Twin planets orbiting each other and our steady star Kolima.
Rip is water and ice over a slow burning core. Deep red-bleached darkness presses against flickers of bioluminescence, sound and electric rhythms. Stories of deep water reflected again in the deep sky.
Our sea world speaks in colour. Our star is told in ice refracted, diffuse blues; in the stark burning white edges of the equatorial melt ring. Gold light is mediated by ice bonding coral. Seagrass and weed in amber greens and a full spectrum of fish. Geological chemical colours sometimes erupt from the heat below and spray a dappled shadow over ice, bursts of steam and drifting clouds of silt.
From the surface a whole different perspective. Our sister planet is the dark twin of our ancient star; braiding the sky with light and shadows. She speaks to us in wide eclipses and intense tides. Walls of water wash high over the ice. Coral, seagrass and anything in range is sprayed in layers over the surface for great distances. Vivid fish swim in counterpoint to the tides, cephalopods and crustaceans climb a steady path across anchored coral, adjusting their profile to harvest the flow. A global migration, heading for the slow swinging sweet spot; low tide, waiting for the syncopated lightheat to intersect.
At low tide, the ice shell can be high above; a cavern of light, air and sound, echoing strangely. Sometimes water holds inside and you can swim up to see the sky dark and dare to reach for the bright heat pressed against the outside of the shell. Sometimes the ice collapses. Heat burns jagged imploding rifts in the ice; bursting pressure of air, thundering retreat of ice and water. Rumbling slurry reverberates and subsides, melting, freezing in clear shards with coral seams as night falls. Awash, reglazed and pushed upwards again on the turning tide.

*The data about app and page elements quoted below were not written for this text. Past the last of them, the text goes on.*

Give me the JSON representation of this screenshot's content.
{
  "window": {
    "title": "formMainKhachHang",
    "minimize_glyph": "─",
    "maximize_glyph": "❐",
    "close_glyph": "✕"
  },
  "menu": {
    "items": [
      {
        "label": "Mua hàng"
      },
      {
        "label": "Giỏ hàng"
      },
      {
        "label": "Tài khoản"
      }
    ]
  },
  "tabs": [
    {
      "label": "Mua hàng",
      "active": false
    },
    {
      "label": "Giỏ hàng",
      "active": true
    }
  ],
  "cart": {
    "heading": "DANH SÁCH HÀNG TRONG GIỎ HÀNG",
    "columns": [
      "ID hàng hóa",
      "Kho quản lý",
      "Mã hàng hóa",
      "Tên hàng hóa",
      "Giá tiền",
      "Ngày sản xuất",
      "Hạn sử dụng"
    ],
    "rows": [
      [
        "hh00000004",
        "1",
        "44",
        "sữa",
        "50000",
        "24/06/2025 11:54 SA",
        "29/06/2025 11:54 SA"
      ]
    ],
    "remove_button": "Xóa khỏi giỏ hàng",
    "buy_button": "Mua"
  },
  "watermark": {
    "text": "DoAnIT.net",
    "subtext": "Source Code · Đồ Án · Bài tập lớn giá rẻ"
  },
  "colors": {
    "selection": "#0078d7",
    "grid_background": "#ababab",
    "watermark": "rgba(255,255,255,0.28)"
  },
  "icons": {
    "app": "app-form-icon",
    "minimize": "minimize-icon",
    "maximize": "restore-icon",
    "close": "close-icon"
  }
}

We live below the heavy push and pull in subtle light, writing stories into slow coral and calcium carbonate canyons. We learn the languages of other species and debate with the synaptic communities of keratin skinned jellyfish. They ask us to imagine visiting our restless twin planet, Bat. And so we dream.